┌─ Data
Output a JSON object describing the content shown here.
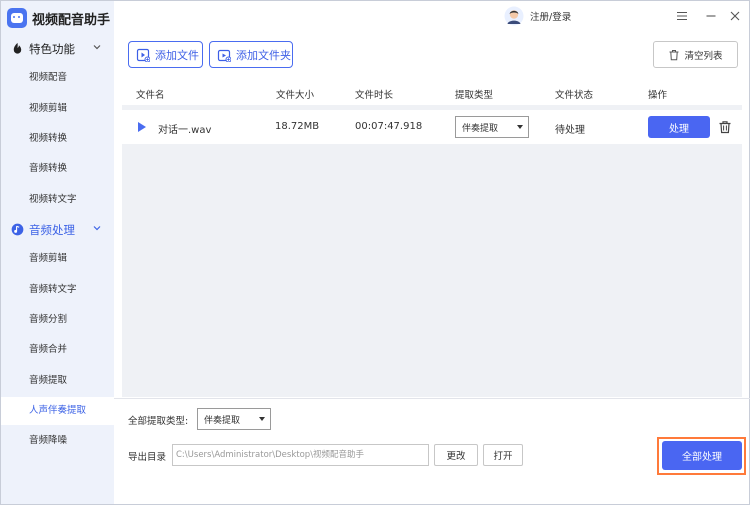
{
  "app": {
    "title": "视频配音助手"
  },
  "header": {
    "login_label": "注册/登录",
    "menu_icon": "menu-icon",
    "minimize_icon": "minimize-icon",
    "close_icon": "close-icon"
  },
  "sidebar": {
    "groups": [
      {
        "label": "特色功能",
        "icon": "feature-icon",
        "items": [
          "视频配音",
          "视频剪辑",
          "视频转换",
          "音频转换",
          "视频转文字"
        ]
      },
      {
        "label": "音频处理",
        "icon": "audio-icon",
        "items": [
          "音频剪辑",
          "音频转文字",
          "音频分割",
          "音频合并",
          "音频提取",
          "人声伴奏提取",
          "音频降噪"
        ]
      }
    ],
    "selected": "人声伴奏提取"
  },
  "toolbar": {
    "add_file": "添加文件",
    "add_folder": "添加文件夹",
    "clear_list": "清空列表"
  },
  "table": {
    "headers": [
      "文件名",
      "文件大小",
      "文件时长",
      "提取类型",
      "文件状态",
      "操作"
    ],
    "rows": [
      {
        "name": "对话一.wav",
        "size": "18.72MB",
        "duration": "00:07:47.918",
        "type": "伴奏提取",
        "status": "待处理",
        "action": "处理"
      }
    ]
  },
  "footer": {
    "extract_type_label": "全部提取类型:",
    "extract_type_value": "伴奏提取",
    "output_dir_label": "导出目录",
    "output_dir_value": "C:\\Users\\Administrator\\Desktop\\视频配音助手",
    "change_label": "更改",
    "open_label": "打开",
    "process_all_label": "全部处理"
  },
  "colors": {
    "accent": "#4a66f2",
    "sidebar_bg": "#eef2fb",
    "highlight": "#ff7a3a"
  }
}
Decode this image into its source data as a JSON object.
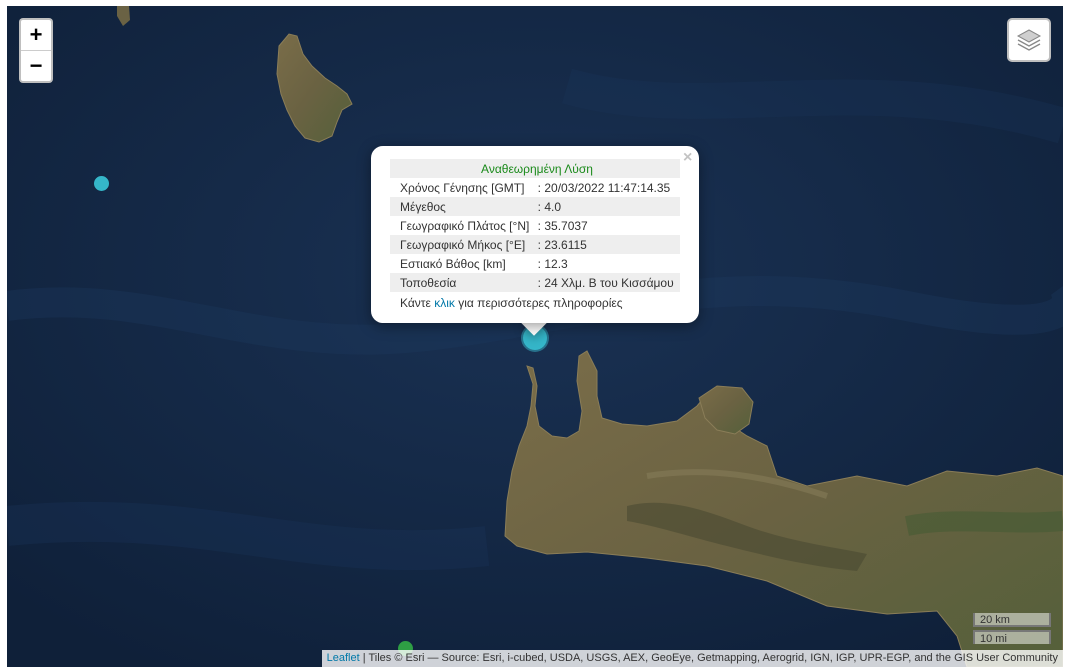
{
  "map": {
    "zoom_in_label": "+",
    "zoom_out_label": "−",
    "water_color": "#12253f",
    "land_color": "#6e6443"
  },
  "markers": {
    "selected_color": "#35b6c9",
    "other_color": "#35b6c9",
    "green_color": "#2e9e44"
  },
  "popup": {
    "close_label": "×",
    "title": "Αναθεωρημένη Λύση",
    "rows": [
      {
        "label": "Χρόνος Γένησης [GMT]",
        "value": ": 20/03/2022 11:47:14.35"
      },
      {
        "label": "Μέγεθος",
        "value": ": 4.0"
      },
      {
        "label": "Γεωγραφικό Πλάτος [°N]",
        "value": ": 35.7037"
      },
      {
        "label": "Γεωγραφικό Μήκος [°E]",
        "value": ": 23.6115"
      },
      {
        "label": "Εστιακό Βάθος [km]",
        "value": ": 12.3"
      },
      {
        "label": "Τοποθεσία",
        "value": ": 24 Χλμ. Β του Κισσάμου"
      }
    ],
    "more_prefix": "Κάντε ",
    "more_link": "κλικ",
    "more_suffix": " για περισσότερες πληροφορίες"
  },
  "scale": {
    "metric": "20 km",
    "imperial": "10 mi"
  },
  "attribution": {
    "leaflet": "Leaflet",
    "text": " | Tiles © Esri — Source: Esri, i-cubed, USDA, USGS, AEX, GeoEye, Getmapping, Aerogrid, IGN, IGP, UPR-EGP, and the GIS User Community"
  }
}
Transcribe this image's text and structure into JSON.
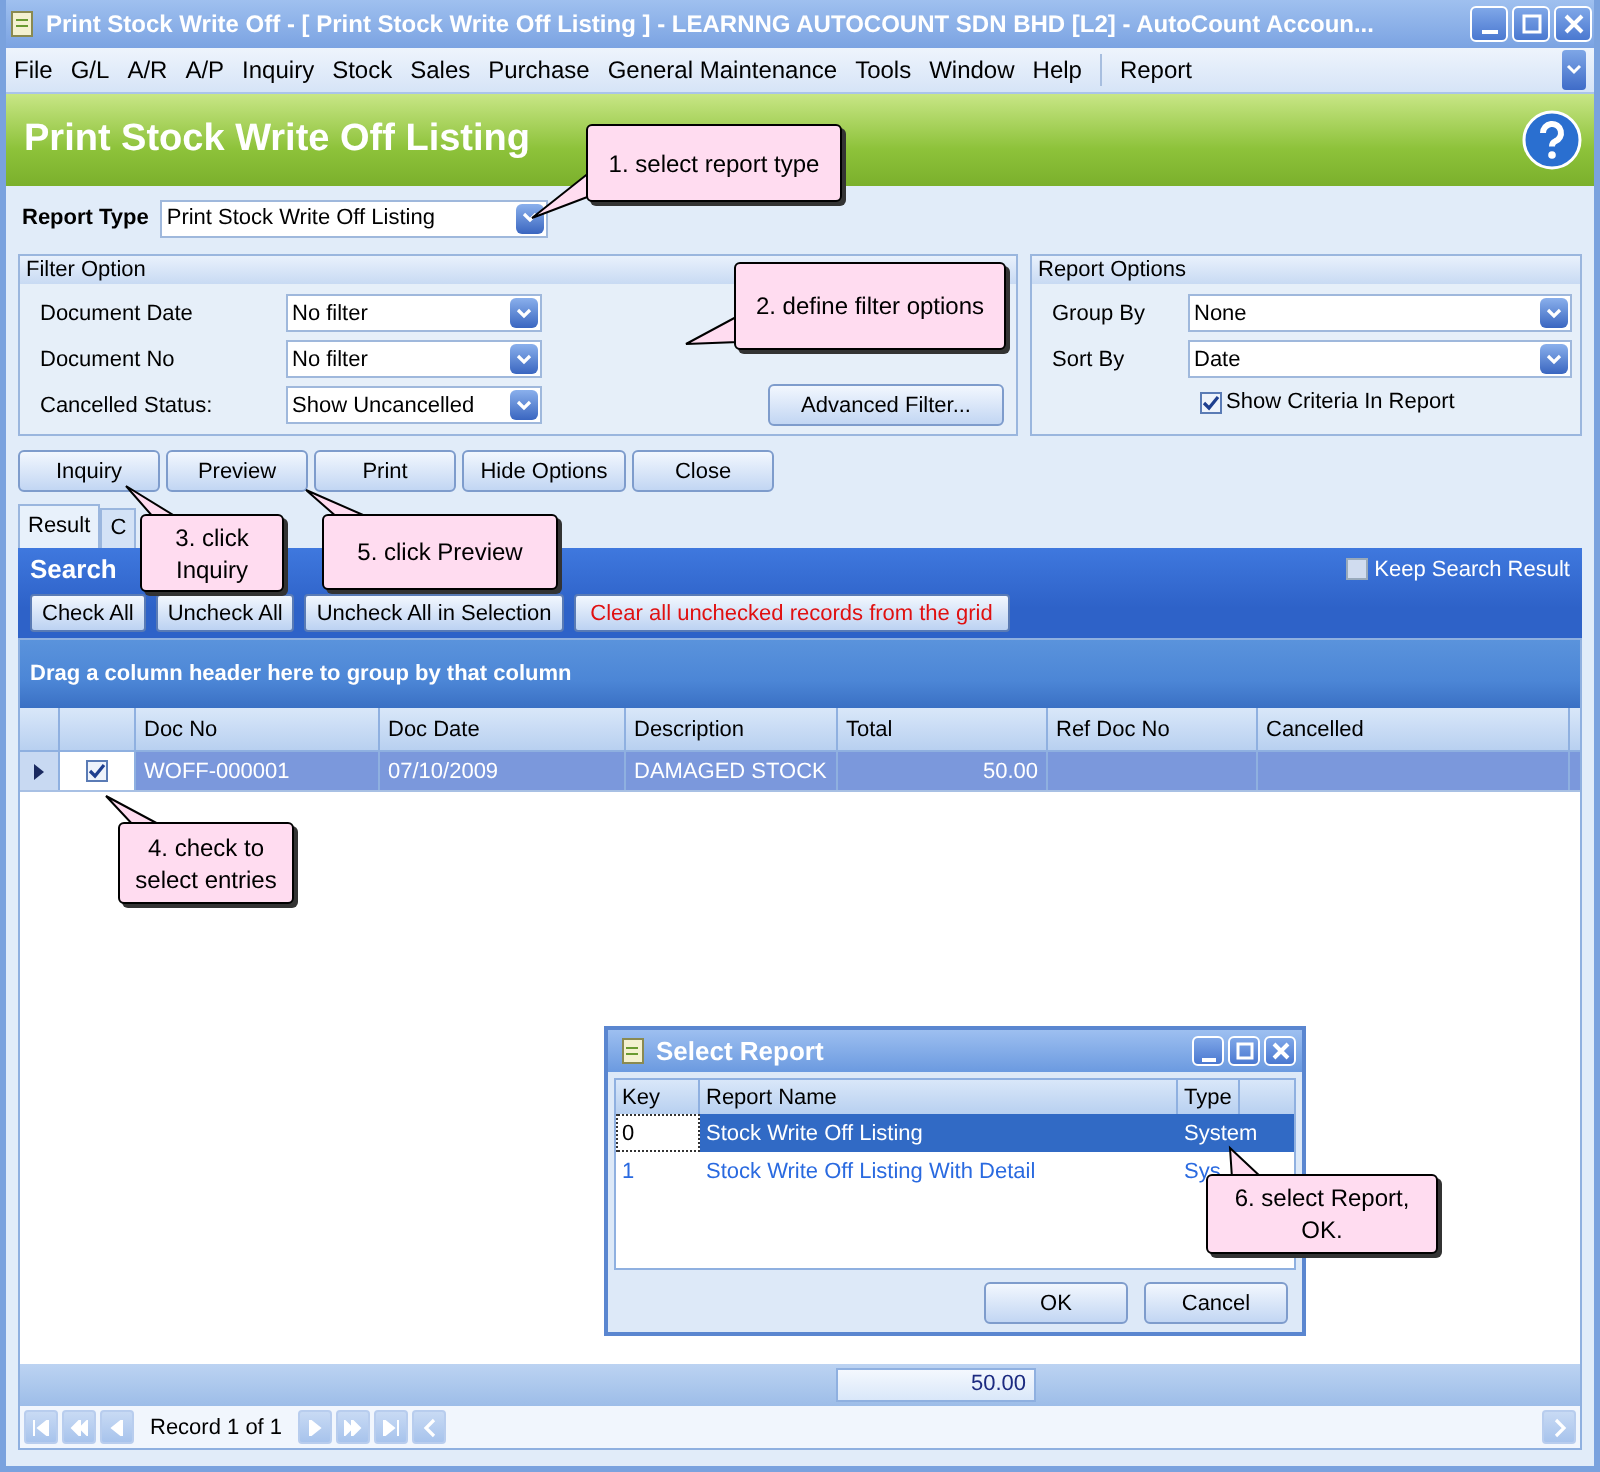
{
  "window": {
    "title": "Print Stock Write Off - [ Print Stock Write Off Listing ] - LEARNNG AUTOCOUNT SDN BHD [L2] - AutoCount Accoun..."
  },
  "menu": {
    "items": [
      "File",
      "G/L",
      "A/R",
      "A/P",
      "Inquiry",
      "Stock",
      "Sales",
      "Purchase",
      "General Maintenance",
      "Tools",
      "Window",
      "Help",
      "Report"
    ]
  },
  "header": {
    "title": "Print Stock Write Off Listing"
  },
  "report_type": {
    "label": "Report Type",
    "value": "Print Stock Write Off Listing"
  },
  "filter_option": {
    "title": "Filter Option",
    "rows": [
      {
        "label": "Document Date",
        "value": "No filter"
      },
      {
        "label": "Document No",
        "value": "No filter"
      },
      {
        "label": "Cancelled Status:",
        "value": "Show Uncancelled"
      }
    ],
    "advanced_button": "Advanced Filter..."
  },
  "report_options": {
    "title": "Report Options",
    "group_by": {
      "label": "Group By",
      "value": "None"
    },
    "sort_by": {
      "label": "Sort By",
      "value": "Date"
    },
    "show_criteria": {
      "label": "Show Criteria In Report",
      "checked": true
    }
  },
  "action_buttons": [
    "Inquiry",
    "Preview",
    "Print",
    "Hide Options",
    "Close"
  ],
  "tabs": [
    {
      "label": "Result",
      "selected": true
    },
    {
      "label": "C",
      "selected": false
    }
  ],
  "search_panel": {
    "title": "Search",
    "keep_search_result": {
      "label": "Keep Search Result",
      "checked": false
    },
    "buttons": [
      {
        "label": "Check All",
        "kind": "normal"
      },
      {
        "label": "Uncheck All",
        "kind": "normal"
      },
      {
        "label": "Uncheck All in Selection",
        "kind": "normal"
      },
      {
        "label": "Clear all unchecked records from the grid",
        "kind": "warning"
      }
    ]
  },
  "grid": {
    "group_hint": "Drag a column header here to group by that column",
    "columns": [
      "Doc No",
      "Doc Date",
      "Description",
      "Total",
      "Ref Doc No",
      "Cancelled"
    ],
    "rows": [
      {
        "checked": true,
        "selected": true,
        "cells": [
          "WOFF-000001",
          "07/10/2009",
          "DAMAGED STOCK",
          "50.00",
          "",
          ""
        ]
      }
    ]
  },
  "footer": {
    "total": "50.00"
  },
  "navigator": {
    "record_text": "Record 1 of 1"
  },
  "dialog": {
    "title": "Select Report",
    "columns": [
      "Key",
      "Report Name",
      "Type"
    ],
    "rows": [
      {
        "key": "0",
        "name": "Stock Write Off Listing",
        "type": "System",
        "selected": true
      },
      {
        "key": "1",
        "name": "Stock Write Off Listing With Detail",
        "type": "Sys",
        "selected": false
      }
    ],
    "buttons": [
      "OK",
      "Cancel"
    ]
  },
  "callouts": [
    {
      "text": "1. select report type"
    },
    {
      "text": "2. define filter options"
    },
    {
      "text": "3. click Inquiry"
    },
    {
      "text": "4. check to select entries"
    },
    {
      "text": "5. click Preview"
    },
    {
      "text": "6. select Report, OK."
    }
  ]
}
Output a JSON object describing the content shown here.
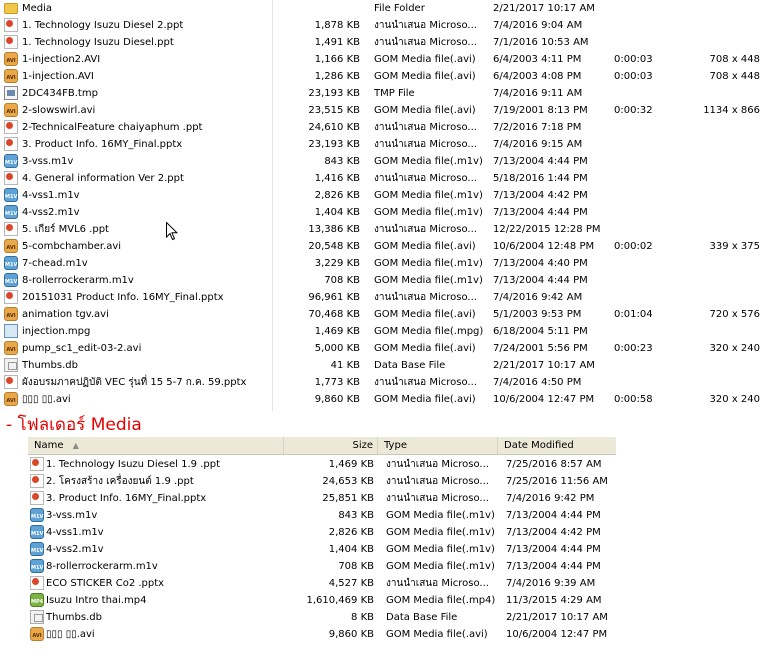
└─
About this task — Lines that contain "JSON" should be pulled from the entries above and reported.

Reply —
Output a JSON object describing the content shown here.
Decode this image into its source data as a JSON object.
Transcribe this image's text and structure into JSON.
Output a JSON object describing the content shown here.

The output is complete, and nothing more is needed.